* TASK REQUIREMENTS: Pull every line holding the word "icon" from the data below and copy it.

* EXTRACTED MATERIAL:
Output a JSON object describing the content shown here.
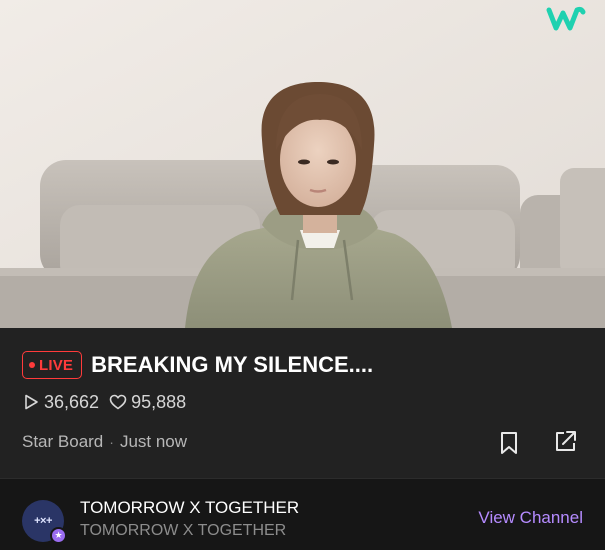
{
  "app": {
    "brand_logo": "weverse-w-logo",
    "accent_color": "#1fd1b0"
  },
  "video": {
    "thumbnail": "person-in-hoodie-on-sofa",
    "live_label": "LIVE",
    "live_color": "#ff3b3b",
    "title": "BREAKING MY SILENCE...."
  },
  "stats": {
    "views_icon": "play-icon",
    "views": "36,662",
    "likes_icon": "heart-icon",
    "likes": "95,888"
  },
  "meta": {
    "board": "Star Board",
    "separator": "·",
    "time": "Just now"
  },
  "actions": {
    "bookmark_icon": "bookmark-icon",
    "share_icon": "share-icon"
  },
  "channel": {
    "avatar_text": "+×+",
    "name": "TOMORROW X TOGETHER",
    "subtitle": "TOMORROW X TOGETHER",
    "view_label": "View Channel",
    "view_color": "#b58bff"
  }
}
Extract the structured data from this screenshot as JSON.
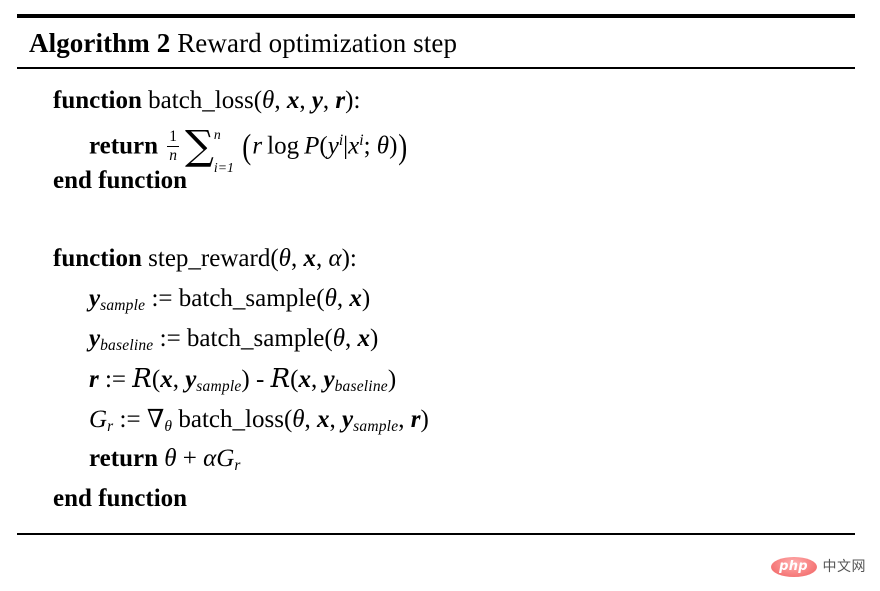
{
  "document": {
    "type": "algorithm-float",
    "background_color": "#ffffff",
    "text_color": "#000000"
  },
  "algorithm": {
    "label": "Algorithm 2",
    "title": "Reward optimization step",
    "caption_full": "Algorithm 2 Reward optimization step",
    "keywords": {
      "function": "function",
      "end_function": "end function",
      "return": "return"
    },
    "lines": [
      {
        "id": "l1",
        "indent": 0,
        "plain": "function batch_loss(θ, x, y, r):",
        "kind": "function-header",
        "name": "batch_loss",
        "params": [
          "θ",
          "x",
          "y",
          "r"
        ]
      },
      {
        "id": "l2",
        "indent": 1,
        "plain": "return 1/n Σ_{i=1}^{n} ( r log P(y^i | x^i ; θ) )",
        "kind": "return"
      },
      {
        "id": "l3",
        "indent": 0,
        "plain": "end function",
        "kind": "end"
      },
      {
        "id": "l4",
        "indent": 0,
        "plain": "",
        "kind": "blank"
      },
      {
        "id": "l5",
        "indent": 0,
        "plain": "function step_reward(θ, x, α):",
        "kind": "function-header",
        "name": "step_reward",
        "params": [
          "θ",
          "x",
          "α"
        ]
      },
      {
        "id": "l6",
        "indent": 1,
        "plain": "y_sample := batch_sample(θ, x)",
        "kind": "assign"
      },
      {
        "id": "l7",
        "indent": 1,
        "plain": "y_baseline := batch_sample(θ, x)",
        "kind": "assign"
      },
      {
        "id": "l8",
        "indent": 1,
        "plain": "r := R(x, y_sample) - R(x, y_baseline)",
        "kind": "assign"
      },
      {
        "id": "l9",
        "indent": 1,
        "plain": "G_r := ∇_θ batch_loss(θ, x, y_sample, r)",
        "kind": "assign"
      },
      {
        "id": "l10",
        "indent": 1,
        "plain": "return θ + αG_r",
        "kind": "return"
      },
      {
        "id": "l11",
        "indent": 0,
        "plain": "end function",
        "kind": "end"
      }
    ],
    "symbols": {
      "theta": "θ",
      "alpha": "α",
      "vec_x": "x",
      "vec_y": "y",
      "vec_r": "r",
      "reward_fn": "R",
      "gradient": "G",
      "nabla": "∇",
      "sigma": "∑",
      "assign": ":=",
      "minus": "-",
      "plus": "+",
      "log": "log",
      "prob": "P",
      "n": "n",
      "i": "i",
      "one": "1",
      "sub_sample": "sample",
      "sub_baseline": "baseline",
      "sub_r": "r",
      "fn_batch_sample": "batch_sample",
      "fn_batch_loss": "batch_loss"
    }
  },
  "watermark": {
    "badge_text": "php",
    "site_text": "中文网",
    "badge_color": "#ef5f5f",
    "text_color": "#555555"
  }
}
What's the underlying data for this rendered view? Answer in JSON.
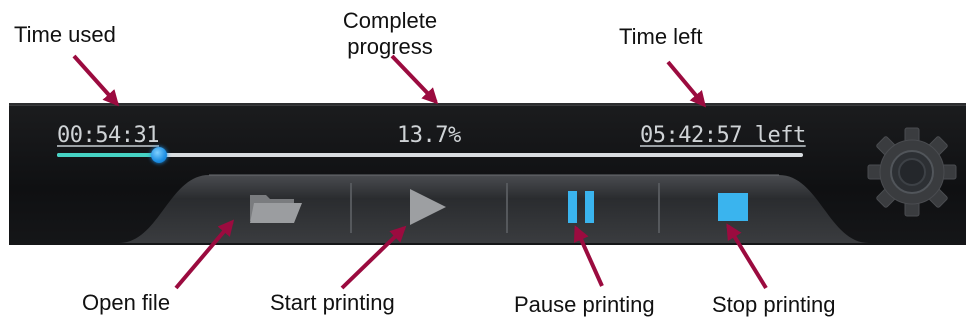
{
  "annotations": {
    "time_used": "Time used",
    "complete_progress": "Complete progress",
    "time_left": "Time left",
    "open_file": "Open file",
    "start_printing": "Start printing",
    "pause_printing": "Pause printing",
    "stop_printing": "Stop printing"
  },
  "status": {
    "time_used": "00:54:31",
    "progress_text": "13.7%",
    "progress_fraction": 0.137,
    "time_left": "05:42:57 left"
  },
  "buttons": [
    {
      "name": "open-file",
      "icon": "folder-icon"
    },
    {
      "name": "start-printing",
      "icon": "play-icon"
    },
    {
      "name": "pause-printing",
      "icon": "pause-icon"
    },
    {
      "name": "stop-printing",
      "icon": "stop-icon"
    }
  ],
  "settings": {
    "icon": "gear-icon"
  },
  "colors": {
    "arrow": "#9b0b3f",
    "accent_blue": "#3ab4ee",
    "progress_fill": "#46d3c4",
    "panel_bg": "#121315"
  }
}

* TASK OUTPUT:
    "views_icon": "play-icon",
    "likes_icon": "heart-icon",
    "bookmark_icon": "bookmark-icon",
    "share_icon": "share-icon"
      "icon": "folder-icon"
      "icon": "play-icon"
      "icon": "pause-icon"
      "icon": "stop-icon"
    "icon": "gear-icon"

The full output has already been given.